By Brian Yogodzinski
The traffic pattern revisions implemented on February 1st for the Alafaya Trail widening project continue to concern people that use the road. Orange County continues to implement changes that do not help improve traffic flow and in this case have made the situation worse.
Drivers are most likely un-pleased to see an additional viable southbound lane that is being prevented from being utilized. If that lane was opened it would have a positive impact on the traffic situation. Opening up the second southbound lane would move the merge point of the two lanes approximately ½ of a mile further south, much further away from the traffic signal at Curry Ford Road.This would increase the number of cars that can pass through the intersection at Curry Ford more efficiently during each light cycle.
Drivers may have noticed that the change made the traffic situation worse.

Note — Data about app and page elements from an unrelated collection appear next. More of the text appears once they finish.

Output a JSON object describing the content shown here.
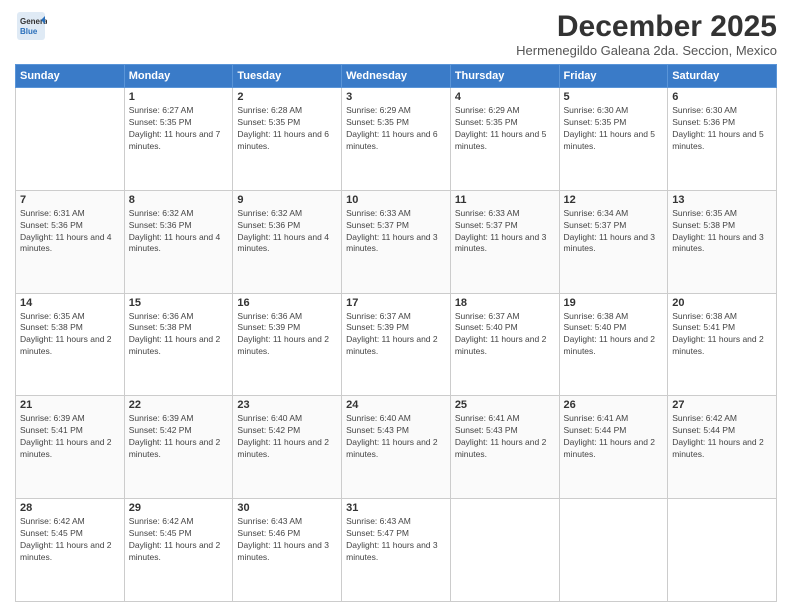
{
  "header": {
    "logo": {
      "general": "General",
      "blue": "Blue"
    },
    "title": "December 2025",
    "location": "Hermenegildo Galeana 2da. Seccion, Mexico"
  },
  "weekdays": [
    "Sunday",
    "Monday",
    "Tuesday",
    "Wednesday",
    "Thursday",
    "Friday",
    "Saturday"
  ],
  "weeks": [
    [
      {
        "day": "",
        "sunrise": "",
        "sunset": "",
        "daylight": ""
      },
      {
        "day": "1",
        "sunrise": "Sunrise: 6:27 AM",
        "sunset": "Sunset: 5:35 PM",
        "daylight": "Daylight: 11 hours and 7 minutes."
      },
      {
        "day": "2",
        "sunrise": "Sunrise: 6:28 AM",
        "sunset": "Sunset: 5:35 PM",
        "daylight": "Daylight: 11 hours and 6 minutes."
      },
      {
        "day": "3",
        "sunrise": "Sunrise: 6:29 AM",
        "sunset": "Sunset: 5:35 PM",
        "daylight": "Daylight: 11 hours and 6 minutes."
      },
      {
        "day": "4",
        "sunrise": "Sunrise: 6:29 AM",
        "sunset": "Sunset: 5:35 PM",
        "daylight": "Daylight: 11 hours and 5 minutes."
      },
      {
        "day": "5",
        "sunrise": "Sunrise: 6:30 AM",
        "sunset": "Sunset: 5:35 PM",
        "daylight": "Daylight: 11 hours and 5 minutes."
      },
      {
        "day": "6",
        "sunrise": "Sunrise: 6:30 AM",
        "sunset": "Sunset: 5:36 PM",
        "daylight": "Daylight: 11 hours and 5 minutes."
      }
    ],
    [
      {
        "day": "7",
        "sunrise": "Sunrise: 6:31 AM",
        "sunset": "Sunset: 5:36 PM",
        "daylight": "Daylight: 11 hours and 4 minutes."
      },
      {
        "day": "8",
        "sunrise": "Sunrise: 6:32 AM",
        "sunset": "Sunset: 5:36 PM",
        "daylight": "Daylight: 11 hours and 4 minutes."
      },
      {
        "day": "9",
        "sunrise": "Sunrise: 6:32 AM",
        "sunset": "Sunset: 5:36 PM",
        "daylight": "Daylight: 11 hours and 4 minutes."
      },
      {
        "day": "10",
        "sunrise": "Sunrise: 6:33 AM",
        "sunset": "Sunset: 5:37 PM",
        "daylight": "Daylight: 11 hours and 3 minutes."
      },
      {
        "day": "11",
        "sunrise": "Sunrise: 6:33 AM",
        "sunset": "Sunset: 5:37 PM",
        "daylight": "Daylight: 11 hours and 3 minutes."
      },
      {
        "day": "12",
        "sunrise": "Sunrise: 6:34 AM",
        "sunset": "Sunset: 5:37 PM",
        "daylight": "Daylight: 11 hours and 3 minutes."
      },
      {
        "day": "13",
        "sunrise": "Sunrise: 6:35 AM",
        "sunset": "Sunset: 5:38 PM",
        "daylight": "Daylight: 11 hours and 3 minutes."
      }
    ],
    [
      {
        "day": "14",
        "sunrise": "Sunrise: 6:35 AM",
        "sunset": "Sunset: 5:38 PM",
        "daylight": "Daylight: 11 hours and 2 minutes."
      },
      {
        "day": "15",
        "sunrise": "Sunrise: 6:36 AM",
        "sunset": "Sunset: 5:38 PM",
        "daylight": "Daylight: 11 hours and 2 minutes."
      },
      {
        "day": "16",
        "sunrise": "Sunrise: 6:36 AM",
        "sunset": "Sunset: 5:39 PM",
        "daylight": "Daylight: 11 hours and 2 minutes."
      },
      {
        "day": "17",
        "sunrise": "Sunrise: 6:37 AM",
        "sunset": "Sunset: 5:39 PM",
        "daylight": "Daylight: 11 hours and 2 minutes."
      },
      {
        "day": "18",
        "sunrise": "Sunrise: 6:37 AM",
        "sunset": "Sunset: 5:40 PM",
        "daylight": "Daylight: 11 hours and 2 minutes."
      },
      {
        "day": "19",
        "sunrise": "Sunrise: 6:38 AM",
        "sunset": "Sunset: 5:40 PM",
        "daylight": "Daylight: 11 hours and 2 minutes."
      },
      {
        "day": "20",
        "sunrise": "Sunrise: 6:38 AM",
        "sunset": "Sunset: 5:41 PM",
        "daylight": "Daylight: 11 hours and 2 minutes."
      }
    ],
    [
      {
        "day": "21",
        "sunrise": "Sunrise: 6:39 AM",
        "sunset": "Sunset: 5:41 PM",
        "daylight": "Daylight: 11 hours and 2 minutes."
      },
      {
        "day": "22",
        "sunrise": "Sunrise: 6:39 AM",
        "sunset": "Sunset: 5:42 PM",
        "daylight": "Daylight: 11 hours and 2 minutes."
      },
      {
        "day": "23",
        "sunrise": "Sunrise: 6:40 AM",
        "sunset": "Sunset: 5:42 PM",
        "daylight": "Daylight: 11 hours and 2 minutes."
      },
      {
        "day": "24",
        "sunrise": "Sunrise: 6:40 AM",
        "sunset": "Sunset: 5:43 PM",
        "daylight": "Daylight: 11 hours and 2 minutes."
      },
      {
        "day": "25",
        "sunrise": "Sunrise: 6:41 AM",
        "sunset": "Sunset: 5:43 PM",
        "daylight": "Daylight: 11 hours and 2 minutes."
      },
      {
        "day": "26",
        "sunrise": "Sunrise: 6:41 AM",
        "sunset": "Sunset: 5:44 PM",
        "daylight": "Daylight: 11 hours and 2 minutes."
      },
      {
        "day": "27",
        "sunrise": "Sunrise: 6:42 AM",
        "sunset": "Sunset: 5:44 PM",
        "daylight": "Daylight: 11 hours and 2 minutes."
      }
    ],
    [
      {
        "day": "28",
        "sunrise": "Sunrise: 6:42 AM",
        "sunset": "Sunset: 5:45 PM",
        "daylight": "Daylight: 11 hours and 2 minutes."
      },
      {
        "day": "29",
        "sunrise": "Sunrise: 6:42 AM",
        "sunset": "Sunset: 5:45 PM",
        "daylight": "Daylight: 11 hours and 2 minutes."
      },
      {
        "day": "30",
        "sunrise": "Sunrise: 6:43 AM",
        "sunset": "Sunset: 5:46 PM",
        "daylight": "Daylight: 11 hours and 3 minutes."
      },
      {
        "day": "31",
        "sunrise": "Sunrise: 6:43 AM",
        "sunset": "Sunset: 5:47 PM",
        "daylight": "Daylight: 11 hours and 3 minutes."
      },
      {
        "day": "",
        "sunrise": "",
        "sunset": "",
        "daylight": ""
      },
      {
        "day": "",
        "sunrise": "",
        "sunset": "",
        "daylight": ""
      },
      {
        "day": "",
        "sunrise": "",
        "sunset": "",
        "daylight": ""
      }
    ]
  ]
}
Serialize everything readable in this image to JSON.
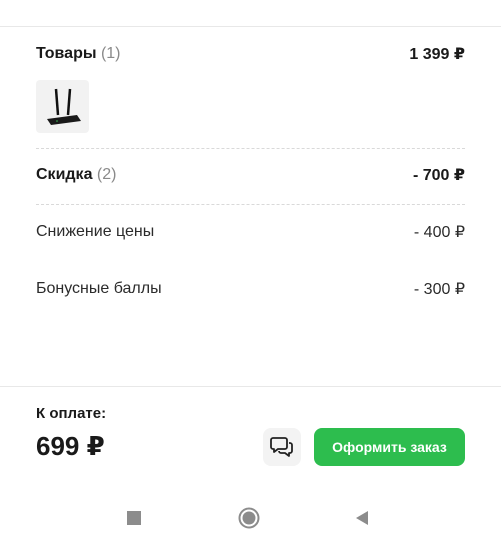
{
  "summary": {
    "goods": {
      "label": "Товары",
      "count": "(1)",
      "amount": "1 399 ₽"
    },
    "discount": {
      "label": "Скидка",
      "count": "(2)",
      "amount": "- 700 ₽"
    },
    "discount_items": [
      {
        "label": "Снижение цены",
        "amount": "- 400 ₽"
      },
      {
        "label": "Бонусные баллы",
        "amount": "- 300 ₽"
      }
    ]
  },
  "payment": {
    "label": "К оплате:",
    "total": "699 ₽",
    "order_button": "Оформить заказ"
  },
  "icons": {
    "product": "router-thumbnail",
    "chat": "chat-icon",
    "nav_recent": "square-icon",
    "nav_home": "circle-icon",
    "nav_back": "triangle-back-icon"
  },
  "colors": {
    "accent": "#2dbd4e",
    "muted": "#8a8a8a"
  }
}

When approaching Curry Ford Road the southbound thru traffic previously used the left lane and the traffic turning right on to Curry Ford was able to maneuver in to the right hand turn lane as the right hand thru lane is generally free of southbound traffic.The traffic back-up is now longer as the southbound and eastbound traffic both struggle to occupy the same lane.This also impacts the ability of people wanting to get in and out of businesses near that intersection. How many of you have chosen to shop someplace else because you knew stopping would require a painfully elongated drive to let you back on to Alafaya Trail?
The County would most likely respond that they did not open both lanes because the lanes still need to add the final layer of pavement. Drivers would welcome a small inconvenience of having to shut a lane down for a day in the near future if they could use both lanes now. The County might also respond that they have not finished all of the work in that area, for example on the median. Well, why didn’t they as there has been adequate time to make that happen? Orange County, open up the lanes and improve our lives!
Brian Yogodzinski is a Mechanical Engineer from North Carolina State University with 25 years of experience, primarily in the power generation business. During that time he became a specialist in the area of Transportation Engineering for the movement of over-dimensional and over-weight components such as power plant generators, combustion turbines, and steam turbines, with typical components ranging from 110,000 pounds to 1,000,000 pounds. He has extensive experience working with state and local authorities to ensure regulation compliances and safe transit of these commodities in the public domain. He currently works for a firm that builds equipment for and constructs power plants.